* ASSIGNMENT *
Write the data below out in full, exactly as it stands.

* EXCERPTED DATA *
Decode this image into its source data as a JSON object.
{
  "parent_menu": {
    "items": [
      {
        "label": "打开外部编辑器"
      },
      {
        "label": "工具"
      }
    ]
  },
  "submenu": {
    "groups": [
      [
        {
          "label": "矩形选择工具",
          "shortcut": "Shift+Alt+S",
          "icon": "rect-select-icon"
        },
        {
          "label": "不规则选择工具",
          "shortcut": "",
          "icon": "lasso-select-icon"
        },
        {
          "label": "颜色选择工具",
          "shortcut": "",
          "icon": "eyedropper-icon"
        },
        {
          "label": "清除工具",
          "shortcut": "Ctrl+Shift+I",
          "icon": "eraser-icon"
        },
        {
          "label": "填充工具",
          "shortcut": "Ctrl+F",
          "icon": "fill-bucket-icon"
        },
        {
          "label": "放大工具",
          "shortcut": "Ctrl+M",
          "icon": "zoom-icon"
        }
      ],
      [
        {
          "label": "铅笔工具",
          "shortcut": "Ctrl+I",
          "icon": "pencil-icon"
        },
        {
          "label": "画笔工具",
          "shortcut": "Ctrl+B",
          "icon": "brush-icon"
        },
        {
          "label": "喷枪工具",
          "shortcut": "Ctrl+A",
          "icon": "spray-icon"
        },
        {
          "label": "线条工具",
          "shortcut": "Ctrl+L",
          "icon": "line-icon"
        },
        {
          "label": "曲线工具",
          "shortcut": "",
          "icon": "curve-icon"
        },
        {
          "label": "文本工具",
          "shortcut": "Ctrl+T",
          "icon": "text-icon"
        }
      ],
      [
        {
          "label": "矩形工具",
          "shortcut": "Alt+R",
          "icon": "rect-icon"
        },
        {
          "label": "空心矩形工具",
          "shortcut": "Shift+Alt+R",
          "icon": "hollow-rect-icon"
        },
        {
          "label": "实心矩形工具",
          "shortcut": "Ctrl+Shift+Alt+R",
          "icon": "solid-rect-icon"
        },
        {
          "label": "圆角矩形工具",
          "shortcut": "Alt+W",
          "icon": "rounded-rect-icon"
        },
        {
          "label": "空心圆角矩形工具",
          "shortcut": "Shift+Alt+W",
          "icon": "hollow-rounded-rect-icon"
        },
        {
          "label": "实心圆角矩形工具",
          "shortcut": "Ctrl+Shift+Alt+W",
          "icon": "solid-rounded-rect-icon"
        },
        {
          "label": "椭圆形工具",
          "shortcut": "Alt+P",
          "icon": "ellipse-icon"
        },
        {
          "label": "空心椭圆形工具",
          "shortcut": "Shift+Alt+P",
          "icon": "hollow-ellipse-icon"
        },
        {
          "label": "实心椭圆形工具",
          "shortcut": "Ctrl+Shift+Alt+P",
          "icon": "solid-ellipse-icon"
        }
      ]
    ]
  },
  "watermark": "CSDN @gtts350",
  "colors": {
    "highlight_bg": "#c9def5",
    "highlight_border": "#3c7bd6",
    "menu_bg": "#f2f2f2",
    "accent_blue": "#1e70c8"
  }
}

* EXERCISE RESPONSE *
Decode this image into its source data as a JSON object.
{
  "parent_menu": {
    "items": [
      {
        "label": "打开外部编辑器"
      },
      {
        "label": "工具"
      }
    ]
  },
  "submenu": {
    "groups": [
      [
        {
          "label": "矩形选择工具",
          "shortcut": "Shift+Alt+S",
          "icon": "rect-select-icon"
        },
        {
          "label": "不规则选择工具",
          "shortcut": "",
          "icon": "lasso-select-icon"
        },
        {
          "label": "颜色选择工具",
          "shortcut": "",
          "icon": "eyedropper-icon"
        },
        {
          "label": "清除工具",
          "shortcut": "Ctrl+Shift+I",
          "icon": "eraser-icon"
        },
        {
          "label": "填充工具",
          "shortcut": "Ctrl+F",
          "icon": "fill-bucket-icon"
        },
        {
          "label": "放大工具",
          "shortcut": "Ctrl+M",
          "icon": "zoom-icon"
        }
      ],
      [
        {
          "label": "铅笔工具",
          "shortcut": "Ctrl+I",
          "icon": "pencil-icon"
        },
        {
          "label": "画笔工具",
          "shortcut": "Ctrl+B",
          "icon": "brush-icon"
        },
        {
          "label": "喷枪工具",
          "shortcut": "Ctrl+A",
          "icon": "spray-icon"
        },
        {
          "label": "线条工具",
          "shortcut": "Ctrl+L",
          "icon": "line-icon"
        },
        {
          "label": "曲线工具",
          "shortcut": "",
          "icon": "curve-icon"
        },
        {
          "label": "文本工具",
          "shortcut": "Ctrl+T",
          "icon": "text-icon"
        }
      ],
      [
        {
          "label": "矩形工具",
          "shortcut": "Alt+R",
          "icon": "rect-icon"
        },
        {
          "label": "空心矩形工具",
          "shortcut": "Shift+Alt+R",
          "icon": "hollow-rect-icon"
        },
        {
          "label": "实心矩形工具",
          "shortcut": "Ctrl+Shift+Alt+R",
          "icon": "solid-rect-icon"
        },
        {
          "label": "圆角矩形工具",
          "shortcut": "Alt+W",
          "icon": "rounded-rect-icon"
        },
        {
          "label": "空心圆角矩形工具",
          "shortcut": "Shift+Alt+W",
          "icon": "hollow-rounded-rect-icon"
        },
        {
          "label": "实心圆角矩形工具",
          "shortcut": "Ctrl+Shift+Alt+W",
          "icon": "solid-rounded-rect-icon"
        },
        {
          "label": "椭圆形工具",
          "shortcut": "Alt+P",
          "icon": "ellipse-icon"
        },
        {
          "label": "空心椭圆形工具",
          "shortcut": "Shift+Alt+P",
          "icon": "hollow-ellipse-icon"
        },
        {
          "label": "实心椭圆形工具",
          "shortcut": "Ctrl+Shift+Alt+P",
          "icon": "solid-ellipse-icon"
        }
      ]
    ]
  },
  "watermark": "CSDN @gtts350",
  "colors": {
    "highlight_bg": "#c9def5",
    "highlight_border": "#3c7bd6",
    "menu_bg": "#f2f2f2",
    "accent_blue": "#1e70c8"
  }
}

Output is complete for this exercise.